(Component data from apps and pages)
☆ ☆ ☆ ☆ ☆ ☆ ☆
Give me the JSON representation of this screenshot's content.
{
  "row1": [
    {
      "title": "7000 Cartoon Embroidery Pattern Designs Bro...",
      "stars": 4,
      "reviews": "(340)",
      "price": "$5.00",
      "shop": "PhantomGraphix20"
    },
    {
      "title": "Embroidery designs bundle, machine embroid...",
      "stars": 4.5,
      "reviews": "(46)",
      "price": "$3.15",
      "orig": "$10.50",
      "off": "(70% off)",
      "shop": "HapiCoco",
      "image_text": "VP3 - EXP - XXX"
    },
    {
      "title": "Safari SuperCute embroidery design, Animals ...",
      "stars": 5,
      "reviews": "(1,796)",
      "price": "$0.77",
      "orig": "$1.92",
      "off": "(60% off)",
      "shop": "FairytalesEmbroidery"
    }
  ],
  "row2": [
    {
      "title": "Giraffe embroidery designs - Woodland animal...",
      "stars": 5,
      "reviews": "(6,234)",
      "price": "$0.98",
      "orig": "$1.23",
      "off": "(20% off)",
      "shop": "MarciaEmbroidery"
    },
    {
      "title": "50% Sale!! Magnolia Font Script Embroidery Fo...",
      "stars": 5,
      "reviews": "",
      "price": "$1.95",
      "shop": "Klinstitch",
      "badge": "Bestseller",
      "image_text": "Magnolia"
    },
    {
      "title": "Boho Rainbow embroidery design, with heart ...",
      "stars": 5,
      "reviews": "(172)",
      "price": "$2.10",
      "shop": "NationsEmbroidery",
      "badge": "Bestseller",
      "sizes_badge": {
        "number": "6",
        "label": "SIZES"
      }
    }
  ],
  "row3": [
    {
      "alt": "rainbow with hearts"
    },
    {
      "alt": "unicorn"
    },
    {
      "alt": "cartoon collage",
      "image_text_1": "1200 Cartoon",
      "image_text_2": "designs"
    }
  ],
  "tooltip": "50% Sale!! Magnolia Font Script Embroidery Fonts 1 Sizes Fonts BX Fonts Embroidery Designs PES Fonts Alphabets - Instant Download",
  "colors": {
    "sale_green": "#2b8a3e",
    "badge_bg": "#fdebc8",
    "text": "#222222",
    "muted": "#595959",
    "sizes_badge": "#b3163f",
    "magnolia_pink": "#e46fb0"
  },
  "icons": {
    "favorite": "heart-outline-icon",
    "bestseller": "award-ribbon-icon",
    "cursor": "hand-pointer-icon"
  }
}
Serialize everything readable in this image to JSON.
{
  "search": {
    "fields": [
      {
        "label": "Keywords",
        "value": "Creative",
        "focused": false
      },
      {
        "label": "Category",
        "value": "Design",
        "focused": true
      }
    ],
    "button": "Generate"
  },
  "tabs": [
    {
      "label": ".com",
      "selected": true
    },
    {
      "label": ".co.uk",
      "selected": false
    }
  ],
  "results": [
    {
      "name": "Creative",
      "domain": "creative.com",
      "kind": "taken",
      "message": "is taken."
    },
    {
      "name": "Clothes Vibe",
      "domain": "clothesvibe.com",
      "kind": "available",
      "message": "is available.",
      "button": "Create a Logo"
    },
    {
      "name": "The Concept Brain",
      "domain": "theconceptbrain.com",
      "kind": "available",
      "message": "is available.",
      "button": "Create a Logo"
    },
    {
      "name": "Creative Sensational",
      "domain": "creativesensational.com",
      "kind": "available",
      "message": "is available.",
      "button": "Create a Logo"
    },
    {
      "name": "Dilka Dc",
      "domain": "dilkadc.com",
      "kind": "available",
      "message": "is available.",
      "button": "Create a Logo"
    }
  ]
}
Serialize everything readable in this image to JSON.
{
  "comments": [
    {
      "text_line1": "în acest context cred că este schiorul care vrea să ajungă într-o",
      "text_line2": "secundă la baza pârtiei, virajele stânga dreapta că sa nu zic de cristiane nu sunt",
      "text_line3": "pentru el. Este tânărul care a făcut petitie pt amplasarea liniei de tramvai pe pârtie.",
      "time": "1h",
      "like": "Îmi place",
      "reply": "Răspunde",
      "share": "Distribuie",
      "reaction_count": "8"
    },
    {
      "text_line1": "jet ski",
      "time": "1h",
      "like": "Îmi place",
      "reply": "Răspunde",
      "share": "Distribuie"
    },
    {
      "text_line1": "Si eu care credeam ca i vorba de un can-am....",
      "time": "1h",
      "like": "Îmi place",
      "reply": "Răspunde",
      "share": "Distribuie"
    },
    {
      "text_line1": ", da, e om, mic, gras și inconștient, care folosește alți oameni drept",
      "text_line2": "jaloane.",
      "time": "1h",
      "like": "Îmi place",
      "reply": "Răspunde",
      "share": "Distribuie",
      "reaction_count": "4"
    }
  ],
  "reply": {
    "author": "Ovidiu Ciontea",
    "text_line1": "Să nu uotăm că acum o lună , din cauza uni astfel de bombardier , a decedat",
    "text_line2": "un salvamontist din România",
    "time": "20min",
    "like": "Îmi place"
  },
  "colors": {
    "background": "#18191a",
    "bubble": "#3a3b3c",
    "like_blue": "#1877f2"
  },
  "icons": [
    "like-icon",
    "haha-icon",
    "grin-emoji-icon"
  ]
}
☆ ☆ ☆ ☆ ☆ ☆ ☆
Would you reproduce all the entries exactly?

Give me the JSON representation of this screenshot's content.
{
  "row1": [
    {
      "title": "7000 Cartoon Embroidery Pattern Designs Bro...",
      "stars": 4,
      "reviews": "(340)",
      "price": "$5.00",
      "shop": "PhantomGraphix20"
    },
    {
      "title": "Embroidery designs bundle, machine embroid...",
      "stars": 4.5,
      "reviews": "(46)",
      "price": "$3.15",
      "orig": "$10.50",
      "off": "(70% off)",
      "shop": "HapiCoco",
      "image_text": "VP3 - EXP - XXX"
    },
    {
      "title": "Safari SuperCute embroidery design, Animals ...",
      "stars": 5,
      "reviews": "(1,796)",
      "price": "$0.77",
      "orig": "$1.92",
      "off": "(60% off)",
      "shop": "FairytalesEmbroidery"
    }
  ],
  "row2": [
    {
      "title": "Giraffe embroidery designs - Woodland animal...",
      "stars": 5,
      "reviews": "(6,234)",
      "price": "$0.98",
      "orig": "$1.23",
      "off": "(20% off)",
      "shop": "MarciaEmbroidery"
    },
    {
      "title": "50% Sale!! Magnolia Font Script Embroidery Fo...",
      "stars": 5,
      "reviews": "",
      "price": "$1.95",
      "shop": "Klinstitch",
      "badge": "Bestseller",
      "image_text": "Magnolia"
    },
    {
      "title": "Boho Rainbow embroidery design, with heart ...",
      "stars": 5,
      "reviews": "(172)",
      "price": "$2.10",
      "shop": "NationsEmbroidery",
      "badge": "Bestseller",
      "sizes_badge": {
        "number": "6",
        "label": "SIZES"
      }
    }
  ],
  "row3": [
    {
      "alt": "rainbow with hearts"
    },
    {
      "alt": "unicorn"
    },
    {
      "alt": "cartoon collage",
      "image_text_1": "1200 Cartoon",
      "image_text_2": "designs"
    }
  ],
  "tooltip": "50% Sale!! Magnolia Font Script Embroidery Fonts 1 Sizes Fonts BX Fonts Embroidery Designs PES Fonts Alphabets - Instant Download",
  "colors": {
    "sale_green": "#2b8a3e",
    "badge_bg": "#fdebc8",
    "text": "#222222",
    "muted": "#595959",
    "sizes_badge": "#b3163f",
    "magnolia_pink": "#e46fb0"
  },
  "icons": {
    "favorite": "heart-outline-icon",
    "bestseller": "award-ribbon-icon",
    "cursor": "hand-pointer-icon"
  }
}
Serialize everything readable in this image to JSON.
{
  "search": {
    "fields": [
      {
        "label": "Keywords",
        "value": "Creative",
        "focused": false
      },
      {
        "label": "Category",
        "value": "Design",
        "focused": true
      }
    ],
    "button": "Generate"
  },
  "tabs": [
    {
      "label": ".com",
      "selected": true
    },
    {
      "label": ".co.uk",
      "selected": false
    }
  ],
  "results": [
    {
      "name": "Creative",
      "domain": "creative.com",
      "kind": "taken",
      "message": "is taken."
    },
    {
      "name": "Clothes Vibe",
      "domain": "clothesvibe.com",
      "kind": "available",
      "message": "is available.",
      "button": "Create a Logo"
    },
    {
      "name": "The Concept Brain",
      "domain": "theconceptbrain.com",
      "kind": "available",
      "message": "is available.",
      "button": "Create a Logo"
    },
    {
      "name": "Creative Sensational",
      "domain": "creativesensational.com",
      "kind": "available",
      "message": "is available.",
      "button": "Create a Logo"
    },
    {
      "name": "Dilka Dc",
      "domain": "dilkadc.com",
      "kind": "available",
      "message": "is available.",
      "button": "Create a Logo"
    }
  ]
}
Serialize everything readable in this image to JSON.
{
  "comments": [
    {
      "text_line1": "în acest context cred că este schiorul care vrea să ajungă într-o",
      "text_line2": "secundă la baza pârtiei, virajele stânga dreapta că sa nu zic de cristiane nu sunt",
      "text_line3": "pentru el. Este tânărul care a făcut petitie pt amplasarea liniei de tramvai pe pârtie.",
      "time": "1h",
      "like": "Îmi place",
      "reply": "Răspunde",
      "share": "Distribuie",
      "reaction_count": "8"
    },
    {
      "text_line1": "jet ski",
      "time": "1h",
      "like": "Îmi place",
      "reply": "Răspunde",
      "share": "Distribuie"
    },
    {
      "text_line1": "Si eu care credeam ca i vorba de un can-am....",
      "time": "1h",
      "like": "Îmi place",
      "reply": "Răspunde",
      "share": "Distribuie"
    },
    {
      "text_line1": ", da, e om, mic, gras și inconștient, care folosește alți oameni drept",
      "text_line2": "jaloane.",
      "time": "1h",
      "like": "Îmi place",
      "reply": "Răspunde",
      "share": "Distribuie",
      "reaction_count": "4"
    }
  ],
  "reply": {
    "author": "Ovidiu Ciontea",
    "text_line1": "Să nu uotăm că acum o lună , din cauza uni astfel de bombardier , a decedat",
    "text_line2": "un salvamontist din România",
    "time": "20min",
    "like": "Îmi place"
  },
  "colors": {
    "background": "#18191a",
    "bubble": "#3a3b3c",
    "like_blue": "#1877f2"
  },
  "icons": [
    "like-icon",
    "haha-icon",
    "grin-emoji-icon"
  ]
}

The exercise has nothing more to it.